*PROBLEM TO SOLVE*
The expected output is the complete data, reproduced exactly.

===== EXTRACTED ENTRIES

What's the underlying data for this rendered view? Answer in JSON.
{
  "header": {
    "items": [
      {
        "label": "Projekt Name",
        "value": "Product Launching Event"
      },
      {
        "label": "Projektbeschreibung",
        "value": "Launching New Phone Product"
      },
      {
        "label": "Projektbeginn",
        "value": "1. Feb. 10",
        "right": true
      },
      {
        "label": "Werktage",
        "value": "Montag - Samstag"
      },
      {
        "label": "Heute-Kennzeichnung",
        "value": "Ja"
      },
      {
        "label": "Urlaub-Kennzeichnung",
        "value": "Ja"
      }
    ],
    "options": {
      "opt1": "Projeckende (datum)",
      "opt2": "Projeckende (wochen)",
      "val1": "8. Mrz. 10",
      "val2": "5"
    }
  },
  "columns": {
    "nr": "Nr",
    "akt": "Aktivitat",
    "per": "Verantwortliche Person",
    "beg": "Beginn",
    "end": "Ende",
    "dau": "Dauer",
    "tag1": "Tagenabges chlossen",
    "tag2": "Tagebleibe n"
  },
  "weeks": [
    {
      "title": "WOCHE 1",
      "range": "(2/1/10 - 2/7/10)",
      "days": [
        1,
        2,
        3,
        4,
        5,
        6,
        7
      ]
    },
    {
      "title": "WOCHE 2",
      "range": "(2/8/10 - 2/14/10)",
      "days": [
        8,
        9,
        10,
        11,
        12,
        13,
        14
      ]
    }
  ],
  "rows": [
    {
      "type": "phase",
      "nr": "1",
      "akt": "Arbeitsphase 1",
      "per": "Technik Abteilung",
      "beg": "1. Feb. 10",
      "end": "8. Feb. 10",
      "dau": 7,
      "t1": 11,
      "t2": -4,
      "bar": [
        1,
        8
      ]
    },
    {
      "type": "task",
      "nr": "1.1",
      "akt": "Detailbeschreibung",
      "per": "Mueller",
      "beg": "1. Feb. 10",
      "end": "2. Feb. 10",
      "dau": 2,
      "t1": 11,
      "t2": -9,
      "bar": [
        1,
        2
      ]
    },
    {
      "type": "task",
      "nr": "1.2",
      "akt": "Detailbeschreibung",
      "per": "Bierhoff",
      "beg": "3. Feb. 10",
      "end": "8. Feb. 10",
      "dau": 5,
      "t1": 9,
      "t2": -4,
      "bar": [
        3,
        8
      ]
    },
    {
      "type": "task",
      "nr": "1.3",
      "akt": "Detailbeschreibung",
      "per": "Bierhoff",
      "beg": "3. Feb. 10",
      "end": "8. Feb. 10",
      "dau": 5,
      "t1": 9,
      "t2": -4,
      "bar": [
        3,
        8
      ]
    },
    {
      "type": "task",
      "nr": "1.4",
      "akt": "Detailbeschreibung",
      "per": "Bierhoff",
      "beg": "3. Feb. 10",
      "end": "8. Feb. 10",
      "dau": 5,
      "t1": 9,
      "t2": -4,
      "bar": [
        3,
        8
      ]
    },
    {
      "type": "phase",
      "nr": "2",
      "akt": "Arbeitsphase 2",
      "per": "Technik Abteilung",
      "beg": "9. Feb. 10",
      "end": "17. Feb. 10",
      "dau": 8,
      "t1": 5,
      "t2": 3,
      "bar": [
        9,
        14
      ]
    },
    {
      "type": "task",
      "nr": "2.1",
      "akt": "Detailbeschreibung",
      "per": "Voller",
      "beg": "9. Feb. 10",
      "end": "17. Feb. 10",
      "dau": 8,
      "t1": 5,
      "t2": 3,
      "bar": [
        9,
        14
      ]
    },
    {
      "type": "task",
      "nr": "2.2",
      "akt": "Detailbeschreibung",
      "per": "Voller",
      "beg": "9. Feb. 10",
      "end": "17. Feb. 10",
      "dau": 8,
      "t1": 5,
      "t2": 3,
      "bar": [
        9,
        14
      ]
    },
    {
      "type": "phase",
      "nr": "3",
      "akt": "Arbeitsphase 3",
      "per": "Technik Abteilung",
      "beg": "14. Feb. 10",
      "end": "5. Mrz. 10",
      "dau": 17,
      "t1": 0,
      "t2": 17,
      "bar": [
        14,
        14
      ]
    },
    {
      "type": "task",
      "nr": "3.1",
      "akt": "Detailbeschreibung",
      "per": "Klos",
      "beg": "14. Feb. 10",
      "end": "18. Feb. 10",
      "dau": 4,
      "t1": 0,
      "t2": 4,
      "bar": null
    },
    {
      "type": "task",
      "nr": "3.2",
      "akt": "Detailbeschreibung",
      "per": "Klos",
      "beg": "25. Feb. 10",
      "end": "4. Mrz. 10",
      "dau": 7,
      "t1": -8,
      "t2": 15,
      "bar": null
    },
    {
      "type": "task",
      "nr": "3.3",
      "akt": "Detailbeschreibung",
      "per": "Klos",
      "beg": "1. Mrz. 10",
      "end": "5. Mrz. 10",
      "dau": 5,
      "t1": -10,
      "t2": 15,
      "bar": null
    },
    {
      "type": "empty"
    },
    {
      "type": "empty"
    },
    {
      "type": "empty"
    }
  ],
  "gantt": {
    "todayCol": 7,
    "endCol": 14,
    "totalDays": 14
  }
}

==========

*REPLY*
What's the underlying data for this rendered view? Answer in JSON.
{
  "header": {
    "items": [
      {
        "label": "Projekt Name",
        "value": "Product Launching Event"
      },
      {
        "label": "Projektbeschreibung",
        "value": "Launching New Phone Product"
      },
      {
        "label": "Projektbeginn",
        "value": "1. Feb. 10",
        "right": true
      },
      {
        "label": "Werktage",
        "value": "Montag - Samstag"
      },
      {
        "label": "Heute-Kennzeichnung",
        "value": "Ja"
      },
      {
        "label": "Urlaub-Kennzeichnung",
        "value": "Ja"
      }
    ],
    "options": {
      "opt1": "Projeckende (datum)",
      "opt2": "Projeckende (wochen)",
      "val1": "8. Mrz. 10",
      "val2": "5"
    }
  },
  "columns": {
    "nr": "Nr",
    "akt": "Aktivitat",
    "per": "Verantwortliche Person",
    "beg": "Beginn",
    "end": "Ende",
    "dau": "Dauer",
    "tag1": "Tagenabges chlossen",
    "tag2": "Tagebleibe n"
  },
  "weeks": [
    {
      "title": "WOCHE 1",
      "range": "(2/1/10 - 2/7/10)",
      "days": [
        1,
        2,
        3,
        4,
        5,
        6,
        7
      ]
    },
    {
      "title": "WOCHE 2",
      "range": "(2/8/10 - 2/14/10)",
      "days": [
        8,
        9,
        10,
        11,
        12,
        13,
        14
      ]
    }
  ],
  "rows": [
    {
      "type": "phase",
      "nr": "1",
      "akt": "Arbeitsphase 1",
      "per": "Technik Abteilung",
      "beg": "1. Feb. 10",
      "end": "8. Feb. 10",
      "dau": 7,
      "t1": 11,
      "t2": -4,
      "bar": [
        1,
        8
      ]
    },
    {
      "type": "task",
      "nr": "1.1",
      "akt": "Detailbeschreibung",
      "per": "Mueller",
      "beg": "1. Feb. 10",
      "end": "2. Feb. 10",
      "dau": 2,
      "t1": 11,
      "t2": -9,
      "bar": [
        1,
        2
      ]
    },
    {
      "type": "task",
      "nr": "1.2",
      "akt": "Detailbeschreibung",
      "per": "Bierhoff",
      "beg": "3. Feb. 10",
      "end": "8. Feb. 10",
      "dau": 5,
      "t1": 9,
      "t2": -4,
      "bar": [
        3,
        8
      ]
    },
    {
      "type": "task",
      "nr": "1.3",
      "akt": "Detailbeschreibung",
      "per": "Bierhoff",
      "beg": "3. Feb. 10",
      "end": "8. Feb. 10",
      "dau": 5,
      "t1": 9,
      "t2": -4,
      "bar": [
        3,
        8
      ]
    },
    {
      "type": "task",
      "nr": "1.4",
      "akt": "Detailbeschreibung",
      "per": "Bierhoff",
      "beg": "3. Feb. 10",
      "end": "8. Feb. 10",
      "dau": 5,
      "t1": 9,
      "t2": -4,
      "bar": [
        3,
        8
      ]
    },
    {
      "type": "phase",
      "nr": "2",
      "akt": "Arbeitsphase 2",
      "per": "Technik Abteilung",
      "beg": "9. Feb. 10",
      "end": "17. Feb. 10",
      "dau": 8,
      "t1": 5,
      "t2": 3,
      "bar": [
        9,
        14
      ]
    },
    {
      "type": "task",
      "nr": "2.1",
      "akt": "Detailbeschreibung",
      "per": "Voller",
      "beg": "9. Feb. 10",
      "end": "17. Feb. 10",
      "dau": 8,
      "t1": 5,
      "t2": 3,
      "bar": [
        9,
        14
      ]
    },
    {
      "type": "task",
      "nr": "2.2",
      "akt": "Detailbeschreibung",
      "per": "Voller",
      "beg": "9. Feb. 10",
      "end": "17. Feb. 10",
      "dau": 8,
      "t1": 5,
      "t2": 3,
      "bar": [
        9,
        14
      ]
    },
    {
      "type": "phase",
      "nr": "3",
      "akt": "Arbeitsphase 3",
      "per": "Technik Abteilung",
      "beg": "14. Feb. 10",
      "end": "5. Mrz. 10",
      "dau": 17,
      "t1": 0,
      "t2": 17,
      "bar": [
        14,
        14
      ]
    },
    {
      "type": "task",
      "nr": "3.1",
      "akt": "Detailbeschreibung",
      "per": "Klos",
      "beg": "14. Feb. 10",
      "end": "18. Feb. 10",
      "dau": 4,
      "t1": 0,
      "t2": 4,
      "bar": null
    },
    {
      "type": "task",
      "nr": "3.2",
      "akt": "Detailbeschreibung",
      "per": "Klos",
      "beg": "25. Feb. 10",
      "end": "4. Mrz. 10",
      "dau": 7,
      "t1": -8,
      "t2": 15,
      "bar": null
    },
    {
      "type": "task",
      "nr": "3.3",
      "akt": "Detailbeschreibung",
      "per": "Klos",
      "beg": "1. Mrz. 10",
      "end": "5. Mrz. 10",
      "dau": 5,
      "t1": -10,
      "t2": 15,
      "bar": null
    },
    {
      "type": "empty"
    },
    {
      "type": "empty"
    },
    {
      "type": "empty"
    }
  ],
  "gantt": {
    "todayCol": 7,
    "endCol": 14,
    "totalDays": 14
  }
}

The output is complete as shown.